Play with your children – online!: Don’t think of online games as a child-only pastime. This also presents opportunities to play games with your child, just online. This offers a useful opportunity to talk to and engage your child about their world and what is important to them. Online apps, programmes and sites can also provide ideas and opportunities to play offline games, get creative offline, and exercise together through streaming channels and videos indoors, increasing positive bonding time. It is important that you also find some time to do offline activities with children, and encourage them to do things that we often don’t get a chance to in this digital age, like reading books, or playing indoor games.
Finally, be PROACTIVE in speaking and engaging with your children during this period. There are a lot of opportunities and benefits that the internet and technology can offer during the lockdown and beyond, but these are greatly enhanced when children are equipped with the right emotional tools, and knowledge, to make the most of them. Knowing how to stay safe, regardless of what they are doing online, is important, and that requires an active mediating role by parents and caregivers, regardless of their own technical skills, in order to achieve.
These simple steps can contribute to a healthy and happy relationship around tech use between you and your children long beyond the end of COVID-19.

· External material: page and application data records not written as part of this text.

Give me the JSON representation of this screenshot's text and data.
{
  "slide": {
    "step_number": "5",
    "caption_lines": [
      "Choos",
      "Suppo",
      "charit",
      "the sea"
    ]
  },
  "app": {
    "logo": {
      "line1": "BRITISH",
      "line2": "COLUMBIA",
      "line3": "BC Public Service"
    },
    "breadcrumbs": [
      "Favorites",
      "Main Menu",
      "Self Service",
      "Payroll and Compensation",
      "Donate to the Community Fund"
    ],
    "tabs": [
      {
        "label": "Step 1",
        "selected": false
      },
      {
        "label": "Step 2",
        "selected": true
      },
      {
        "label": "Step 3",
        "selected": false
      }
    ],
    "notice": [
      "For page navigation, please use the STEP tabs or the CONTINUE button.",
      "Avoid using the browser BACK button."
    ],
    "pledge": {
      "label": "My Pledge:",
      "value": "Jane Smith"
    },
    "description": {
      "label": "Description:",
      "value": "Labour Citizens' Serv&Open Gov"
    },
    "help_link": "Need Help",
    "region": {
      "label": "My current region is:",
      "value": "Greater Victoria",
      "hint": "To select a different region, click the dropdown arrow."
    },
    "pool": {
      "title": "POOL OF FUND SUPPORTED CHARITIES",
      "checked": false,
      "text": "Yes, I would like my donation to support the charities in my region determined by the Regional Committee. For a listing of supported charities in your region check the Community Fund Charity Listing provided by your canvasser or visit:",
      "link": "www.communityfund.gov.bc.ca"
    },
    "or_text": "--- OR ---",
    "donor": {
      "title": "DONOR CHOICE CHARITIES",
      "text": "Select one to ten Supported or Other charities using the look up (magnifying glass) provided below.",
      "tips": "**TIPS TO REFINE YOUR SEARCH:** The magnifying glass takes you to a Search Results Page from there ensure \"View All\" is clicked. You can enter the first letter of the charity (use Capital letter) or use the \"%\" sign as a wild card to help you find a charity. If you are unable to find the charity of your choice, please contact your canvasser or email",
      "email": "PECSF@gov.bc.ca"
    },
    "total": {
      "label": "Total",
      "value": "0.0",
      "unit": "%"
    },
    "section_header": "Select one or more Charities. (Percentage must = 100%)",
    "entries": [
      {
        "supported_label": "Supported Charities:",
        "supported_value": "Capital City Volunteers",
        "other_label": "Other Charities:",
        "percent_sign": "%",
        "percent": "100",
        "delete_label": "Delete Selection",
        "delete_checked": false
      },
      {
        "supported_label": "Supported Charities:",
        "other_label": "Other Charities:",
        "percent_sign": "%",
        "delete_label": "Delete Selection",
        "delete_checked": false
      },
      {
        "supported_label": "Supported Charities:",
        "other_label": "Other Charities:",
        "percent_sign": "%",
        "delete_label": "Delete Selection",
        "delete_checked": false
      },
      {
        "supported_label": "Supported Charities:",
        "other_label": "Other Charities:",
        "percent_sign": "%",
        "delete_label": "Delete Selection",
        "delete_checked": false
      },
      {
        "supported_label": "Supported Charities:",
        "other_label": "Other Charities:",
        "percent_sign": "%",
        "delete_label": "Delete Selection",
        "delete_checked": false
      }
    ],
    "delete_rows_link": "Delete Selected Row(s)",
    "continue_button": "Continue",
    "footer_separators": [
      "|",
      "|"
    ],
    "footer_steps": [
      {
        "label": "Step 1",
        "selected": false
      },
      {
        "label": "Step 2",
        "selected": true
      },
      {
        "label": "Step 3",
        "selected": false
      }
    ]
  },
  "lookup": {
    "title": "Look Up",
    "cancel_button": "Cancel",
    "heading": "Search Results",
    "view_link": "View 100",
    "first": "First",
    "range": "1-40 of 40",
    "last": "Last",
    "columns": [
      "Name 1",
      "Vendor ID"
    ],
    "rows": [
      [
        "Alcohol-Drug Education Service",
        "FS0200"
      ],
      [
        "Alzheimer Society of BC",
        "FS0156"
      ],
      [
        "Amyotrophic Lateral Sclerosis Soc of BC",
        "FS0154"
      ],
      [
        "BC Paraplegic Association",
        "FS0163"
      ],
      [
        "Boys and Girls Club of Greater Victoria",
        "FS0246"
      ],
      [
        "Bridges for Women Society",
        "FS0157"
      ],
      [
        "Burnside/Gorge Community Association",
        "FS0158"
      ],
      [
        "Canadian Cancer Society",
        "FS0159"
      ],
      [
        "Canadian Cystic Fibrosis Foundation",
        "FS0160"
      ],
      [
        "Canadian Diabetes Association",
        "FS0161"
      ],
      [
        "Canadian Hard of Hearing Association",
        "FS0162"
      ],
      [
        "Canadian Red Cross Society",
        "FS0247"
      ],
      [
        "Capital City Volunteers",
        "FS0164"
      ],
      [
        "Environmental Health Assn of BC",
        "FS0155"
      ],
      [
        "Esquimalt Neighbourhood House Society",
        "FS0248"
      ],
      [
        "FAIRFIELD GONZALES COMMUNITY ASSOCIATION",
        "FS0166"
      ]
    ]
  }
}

Some useful resources:
Better Internet for Kids: https://www.betterinternetforkids.eu/web/portal/practice/awareness/detail?articleId=5822742
Digital Parenting Coach: https://www.digitalparentingcoach.com/
Parenting For A Digital Future: https://blogs.lse.ac.uk/parenting4digitalfuture/